Last night, Rachel Maddow raised the unanswered questions following Flynn’s resignation and asked how we’ll ever get them answered by the government in place, which includes an FBI director who might possibly be involved, an attorney general who might possibly be involved, and a Chairman of the House Intel Committee, who was part of Trump’s transition team.
Maddow started by offering an example of how Vladimir Putin has successfully silenced critics and opponents, offering a terrifying counterpoint to what’s going on here in the U.S.

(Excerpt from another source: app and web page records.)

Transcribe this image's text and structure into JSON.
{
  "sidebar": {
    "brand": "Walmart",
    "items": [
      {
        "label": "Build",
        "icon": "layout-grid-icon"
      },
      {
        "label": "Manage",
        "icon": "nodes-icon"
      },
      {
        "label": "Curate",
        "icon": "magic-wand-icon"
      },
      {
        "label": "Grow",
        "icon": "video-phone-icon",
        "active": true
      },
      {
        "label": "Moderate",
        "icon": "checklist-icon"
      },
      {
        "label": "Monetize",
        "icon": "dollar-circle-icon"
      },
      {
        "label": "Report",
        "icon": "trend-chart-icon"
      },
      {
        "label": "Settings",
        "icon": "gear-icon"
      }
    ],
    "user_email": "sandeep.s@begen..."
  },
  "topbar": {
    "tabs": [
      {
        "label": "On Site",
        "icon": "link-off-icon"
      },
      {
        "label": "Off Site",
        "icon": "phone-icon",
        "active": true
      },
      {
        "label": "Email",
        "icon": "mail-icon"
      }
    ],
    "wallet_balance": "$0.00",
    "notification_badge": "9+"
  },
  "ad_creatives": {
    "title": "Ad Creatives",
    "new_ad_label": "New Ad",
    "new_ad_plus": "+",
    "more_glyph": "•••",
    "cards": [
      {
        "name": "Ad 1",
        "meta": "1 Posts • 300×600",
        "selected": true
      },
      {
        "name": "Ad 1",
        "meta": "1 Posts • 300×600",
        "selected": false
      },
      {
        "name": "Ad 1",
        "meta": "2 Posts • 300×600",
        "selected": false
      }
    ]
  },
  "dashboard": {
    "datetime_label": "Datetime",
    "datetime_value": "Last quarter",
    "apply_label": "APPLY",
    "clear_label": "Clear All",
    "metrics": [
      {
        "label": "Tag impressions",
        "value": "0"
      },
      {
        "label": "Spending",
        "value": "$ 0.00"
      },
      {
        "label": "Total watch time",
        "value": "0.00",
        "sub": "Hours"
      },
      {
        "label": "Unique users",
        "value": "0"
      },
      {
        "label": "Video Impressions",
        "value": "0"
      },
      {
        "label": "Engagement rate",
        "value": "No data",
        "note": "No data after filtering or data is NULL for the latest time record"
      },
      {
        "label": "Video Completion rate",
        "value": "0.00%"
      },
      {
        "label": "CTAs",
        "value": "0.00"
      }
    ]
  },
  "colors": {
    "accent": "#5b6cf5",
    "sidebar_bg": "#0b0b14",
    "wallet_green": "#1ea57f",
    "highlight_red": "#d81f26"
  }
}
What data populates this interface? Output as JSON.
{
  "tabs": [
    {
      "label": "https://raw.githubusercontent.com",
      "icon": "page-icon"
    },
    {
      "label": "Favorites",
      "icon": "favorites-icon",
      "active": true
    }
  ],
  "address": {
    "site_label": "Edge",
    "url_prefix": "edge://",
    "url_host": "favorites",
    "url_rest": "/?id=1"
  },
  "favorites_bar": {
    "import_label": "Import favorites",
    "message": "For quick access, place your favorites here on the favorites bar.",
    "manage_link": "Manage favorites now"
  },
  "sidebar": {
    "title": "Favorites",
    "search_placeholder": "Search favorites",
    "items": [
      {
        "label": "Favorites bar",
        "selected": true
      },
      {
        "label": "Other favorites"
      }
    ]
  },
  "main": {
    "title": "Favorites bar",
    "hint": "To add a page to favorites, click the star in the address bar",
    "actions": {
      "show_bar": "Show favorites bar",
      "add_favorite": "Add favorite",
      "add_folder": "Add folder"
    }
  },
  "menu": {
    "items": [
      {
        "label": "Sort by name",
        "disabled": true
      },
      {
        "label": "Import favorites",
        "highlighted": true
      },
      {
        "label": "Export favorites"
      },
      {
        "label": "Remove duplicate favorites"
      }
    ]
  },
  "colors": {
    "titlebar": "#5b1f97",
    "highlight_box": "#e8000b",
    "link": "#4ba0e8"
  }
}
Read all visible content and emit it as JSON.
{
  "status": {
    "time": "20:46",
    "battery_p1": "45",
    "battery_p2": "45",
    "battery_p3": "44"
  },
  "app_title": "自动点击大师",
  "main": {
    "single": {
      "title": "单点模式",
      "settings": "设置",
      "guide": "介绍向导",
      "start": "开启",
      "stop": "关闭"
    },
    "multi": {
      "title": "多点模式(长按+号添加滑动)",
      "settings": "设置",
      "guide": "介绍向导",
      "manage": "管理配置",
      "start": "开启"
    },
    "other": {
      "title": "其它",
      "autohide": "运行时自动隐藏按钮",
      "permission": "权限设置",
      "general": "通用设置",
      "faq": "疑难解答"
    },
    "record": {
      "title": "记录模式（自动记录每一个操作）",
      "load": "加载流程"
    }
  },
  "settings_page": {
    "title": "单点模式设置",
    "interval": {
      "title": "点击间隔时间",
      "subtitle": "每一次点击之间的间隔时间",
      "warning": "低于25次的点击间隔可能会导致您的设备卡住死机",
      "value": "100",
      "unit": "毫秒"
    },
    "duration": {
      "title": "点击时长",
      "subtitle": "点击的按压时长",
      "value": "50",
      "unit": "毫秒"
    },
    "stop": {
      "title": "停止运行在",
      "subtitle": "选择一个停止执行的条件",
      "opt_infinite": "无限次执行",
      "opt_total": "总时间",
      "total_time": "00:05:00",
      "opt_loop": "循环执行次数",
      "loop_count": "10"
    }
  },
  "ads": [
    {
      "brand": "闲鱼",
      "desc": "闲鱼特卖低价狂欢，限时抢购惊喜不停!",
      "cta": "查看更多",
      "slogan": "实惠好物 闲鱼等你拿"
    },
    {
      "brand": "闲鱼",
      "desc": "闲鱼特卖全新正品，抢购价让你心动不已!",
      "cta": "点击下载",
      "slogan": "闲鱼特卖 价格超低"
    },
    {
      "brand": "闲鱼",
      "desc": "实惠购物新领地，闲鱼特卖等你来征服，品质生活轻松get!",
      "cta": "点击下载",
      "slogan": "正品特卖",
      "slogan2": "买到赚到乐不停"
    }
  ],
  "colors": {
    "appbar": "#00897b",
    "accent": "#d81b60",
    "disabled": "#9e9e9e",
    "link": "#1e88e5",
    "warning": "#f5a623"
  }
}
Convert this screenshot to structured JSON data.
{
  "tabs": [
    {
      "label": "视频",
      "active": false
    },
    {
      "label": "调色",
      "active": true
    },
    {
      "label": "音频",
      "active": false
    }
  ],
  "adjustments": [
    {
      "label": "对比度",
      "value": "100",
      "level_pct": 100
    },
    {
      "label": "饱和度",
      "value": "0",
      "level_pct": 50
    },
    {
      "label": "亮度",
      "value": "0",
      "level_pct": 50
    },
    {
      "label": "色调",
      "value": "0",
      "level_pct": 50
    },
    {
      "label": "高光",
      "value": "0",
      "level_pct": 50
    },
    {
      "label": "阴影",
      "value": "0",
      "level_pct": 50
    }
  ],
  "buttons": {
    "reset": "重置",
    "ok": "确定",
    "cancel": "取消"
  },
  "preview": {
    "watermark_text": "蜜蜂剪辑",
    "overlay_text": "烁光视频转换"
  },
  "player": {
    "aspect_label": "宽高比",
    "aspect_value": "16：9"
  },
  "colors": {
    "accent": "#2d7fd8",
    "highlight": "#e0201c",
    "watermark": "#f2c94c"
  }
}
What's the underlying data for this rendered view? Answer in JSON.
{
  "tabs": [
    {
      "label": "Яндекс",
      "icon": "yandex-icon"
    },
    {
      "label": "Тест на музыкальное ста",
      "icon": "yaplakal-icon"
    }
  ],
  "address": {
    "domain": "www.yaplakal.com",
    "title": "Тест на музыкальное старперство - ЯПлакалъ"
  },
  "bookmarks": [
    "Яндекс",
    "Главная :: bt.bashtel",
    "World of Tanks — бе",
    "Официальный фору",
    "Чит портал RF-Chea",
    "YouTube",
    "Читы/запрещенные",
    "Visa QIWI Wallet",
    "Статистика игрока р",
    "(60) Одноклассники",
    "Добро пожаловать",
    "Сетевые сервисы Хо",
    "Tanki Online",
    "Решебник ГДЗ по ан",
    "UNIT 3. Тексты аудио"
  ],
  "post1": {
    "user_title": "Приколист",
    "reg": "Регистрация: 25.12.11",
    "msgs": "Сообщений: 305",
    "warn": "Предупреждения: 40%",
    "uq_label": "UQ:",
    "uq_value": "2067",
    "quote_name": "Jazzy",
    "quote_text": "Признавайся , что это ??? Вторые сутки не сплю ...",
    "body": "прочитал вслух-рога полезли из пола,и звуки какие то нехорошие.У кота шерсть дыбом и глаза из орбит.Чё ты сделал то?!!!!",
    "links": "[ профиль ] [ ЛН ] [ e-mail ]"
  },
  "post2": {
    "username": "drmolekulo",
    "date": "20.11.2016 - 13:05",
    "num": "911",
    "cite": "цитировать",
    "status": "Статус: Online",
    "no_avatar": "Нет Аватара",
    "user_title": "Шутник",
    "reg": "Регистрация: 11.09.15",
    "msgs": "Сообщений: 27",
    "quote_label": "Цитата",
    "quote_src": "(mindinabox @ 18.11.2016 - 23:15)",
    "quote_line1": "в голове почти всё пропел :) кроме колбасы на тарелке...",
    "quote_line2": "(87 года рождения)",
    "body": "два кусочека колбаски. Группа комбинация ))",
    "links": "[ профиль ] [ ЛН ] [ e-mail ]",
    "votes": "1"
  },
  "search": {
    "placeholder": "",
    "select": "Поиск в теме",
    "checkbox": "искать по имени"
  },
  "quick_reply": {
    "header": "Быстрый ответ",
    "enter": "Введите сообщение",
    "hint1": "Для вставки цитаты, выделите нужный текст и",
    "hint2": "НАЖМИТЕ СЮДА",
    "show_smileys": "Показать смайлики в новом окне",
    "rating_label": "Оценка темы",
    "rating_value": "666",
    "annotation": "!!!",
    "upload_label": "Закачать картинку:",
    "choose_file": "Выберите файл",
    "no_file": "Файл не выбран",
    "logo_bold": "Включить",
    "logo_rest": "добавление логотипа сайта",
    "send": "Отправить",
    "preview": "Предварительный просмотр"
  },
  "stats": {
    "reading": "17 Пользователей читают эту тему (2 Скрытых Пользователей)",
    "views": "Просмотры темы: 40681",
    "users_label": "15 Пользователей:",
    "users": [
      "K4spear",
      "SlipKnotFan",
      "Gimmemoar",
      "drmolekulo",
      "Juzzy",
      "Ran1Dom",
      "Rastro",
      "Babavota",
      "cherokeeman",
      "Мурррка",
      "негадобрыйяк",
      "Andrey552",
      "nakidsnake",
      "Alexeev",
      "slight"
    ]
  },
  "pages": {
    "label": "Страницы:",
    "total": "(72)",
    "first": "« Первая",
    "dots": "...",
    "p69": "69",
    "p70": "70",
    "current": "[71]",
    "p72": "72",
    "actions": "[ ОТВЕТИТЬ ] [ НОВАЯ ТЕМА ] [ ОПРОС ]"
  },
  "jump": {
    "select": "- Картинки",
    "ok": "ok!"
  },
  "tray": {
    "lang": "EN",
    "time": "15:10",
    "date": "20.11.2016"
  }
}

Maddow tells the story of the head of the Ethics Committee in Russia’s parliament, who made $75,000 a year but owned several homes, nearly a dozen cars, and many large parcels of land. Rather than reveal how he afforded all these things, the official chose to resign when his wealth was exposed on a blog. The blogger who exposed him, Alexei, Navalny, became an activist figure in Russian politics, and said he would run against Putin next year when Putin’s term is up.
“At one level that makes us all surprised to learn that he’s still alive.”
She noted that just last week, Putin found a way to effectively disqualify Navalny from running against him:
“They found a remote regional court hundreds of miles from Moscow and they got that court to convict Navalny in some obscure scheme involving timber futures.”
And then she turned to our own situation, raising important questions about the Trump-Flynn-Russia connections that haven’t yet been answered:
How did Michael Flynn get named National Security Advisor when he was already under investigation by the FBI and the Army?
Did Flynn lie to the FBI during his first days as NSA about his conversations with Russia, which would be a felony?
Has Attorney General Jeff Sessions interfered with the FBI investigation of Flynn or the investigation of the Trump campaign and its contacts with Russia in any way? Because acting Attorney General Sally Yates told White House counsel at the end of January that Flynn had contacts with the Russian government that were undermining Obama sanctions and was vulnerable to blackmail.
Why did the White House take no action for weeks and continue to allow Michael Flynn to have unobscured and unilateral access to the president?
Did Flynn help the Russians interfere in U.S. elections? Will that charge be investigated? Will it be prosecuted if it turns out to be true?
Maddow then noted how the top Trump officials are either saying “there’s nothing to see here” or were so embedded in Trump’s transition team at national security levels that they have no motivation to investigate the Trump transition and can’t in any way do it fairly.
“So. Rule of Law. The National Security Advisor is out. No National Security Advisor has ever been forced out in 24 days. No National Security Advisor has ever been forced out in circumstances this scandalous and I’m including the ones who were convicted or pled guilty to felonies. The White House’s behavior and the president’s behavior around this ouster is bizarre and unexplained, and in some cases it’s inexplicable. The allegations here about national security risks and the undermining of the U.S. government by a foreign power – these are as serious as anything that has ever been alleged against any president not just in modern times but ever. And the question tonight is where is the rule of law? What’s the remedy for that? Where are we thinking the investigation is going to come from here?”
Maddow then talks to Rep. Adam Schiff about whether Americans can get an impartial Trump inquiry. Will our government even try to get to the bottom of it?